Kleinman (1996) warns that mass media circulation of images means suffering can be “remade, thinned out, distorted”. Susan Sontag saw photography as ‘predatory’. Let’s think about: who took the images and why? Who is sharing them, and why? Who is in them, and who isn’t? [10]

Frosh (2016) discusses digital morality: the cursor as a proxy moral compass. What do we click on, or watch, & why? A sense of obligation to ‘witness’ tragedy? Empathetic hedonism? (Recuber 2016, also see: ) What would it mean to NOT watch/view/click? [11]

Lots of discussion about what NOT to view (the manifesto, the livestream). Calls to give attention to victims, not perpetrator. We are exercising agency, within the ‘attention economy’ of social and mass . Capital-driven systems, but with room for resistance. [12]

What makes something or someone LOOK evil? How are particular features of particular bodies, coded as evil? Places and objects can also take on strong (through fluid) meanings, and emotions. What have mosques symbolised in NZ in the past? Now? What about the hijab? Guns? [13]

A typical terrorist tale involves a villain who has infiltrated a community, but is an outsider (Loseke 2016). Does the fact that the terrorist was an Australian, change how NZ will address its own racism? Do we still get to be the ‘goodies’? [14]

How does hate come to circulate around specific people, bodies, or identity markers? Sara Ahmed (2004) writes is not not just part of ‘extremism’ and crime, but is a “product of the ordinary” Hate crimes do not just involve visceral power, but broader structures of power [15]

‘Banal’ evil refers to everyday, complicit, thoughtless evil (not sadistic malice). Is racism in NZ like this? Is racism part of ‘structural evil’: the longstanding formal (legal/bureaucratic/political) systems that discriminate and harm through their normal functionality. [16]

It’s through the cultivation of collective emotions that people come to FEEL, to BELIEVE in the imaginary social unit called the ‘nation’. In NZ’s past, who has been ‘othered’ to build a stronger sense of ‘us’? What does it mean to now say ‘they are us’, & is it enough? [17]

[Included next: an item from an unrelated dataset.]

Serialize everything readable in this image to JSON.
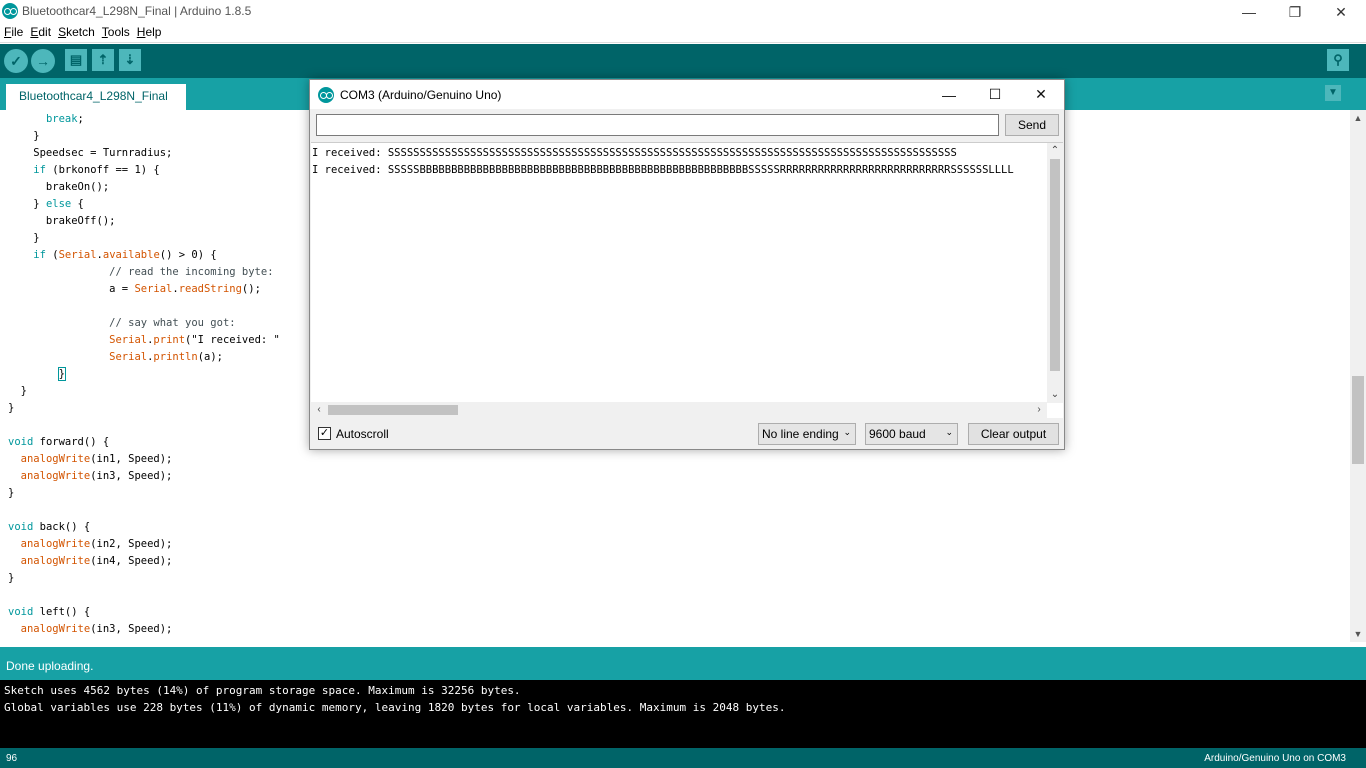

There has been talk about lack of Muslim voices even in the mainstream media coverage of the . Testimony has a power not despite, but BECAUSE of subjective experience. When Muslims say they are shocked, broken, but not SURPRISED, are we listening? [18]

Silence can help diagnose power. We must pay attention to silences, gaps in narratives, forgetting, vagueness, or selective remembering, about our own history, including the many instances where white supremacists acted publicly in NZ before this, as pointed out in a blog post by Catherine Trundle (an anthropologist from Victoria University, Wellington):  [19]

Leave a comment

This site uses Akismet to reduce spam. Learn how your comment data is processed.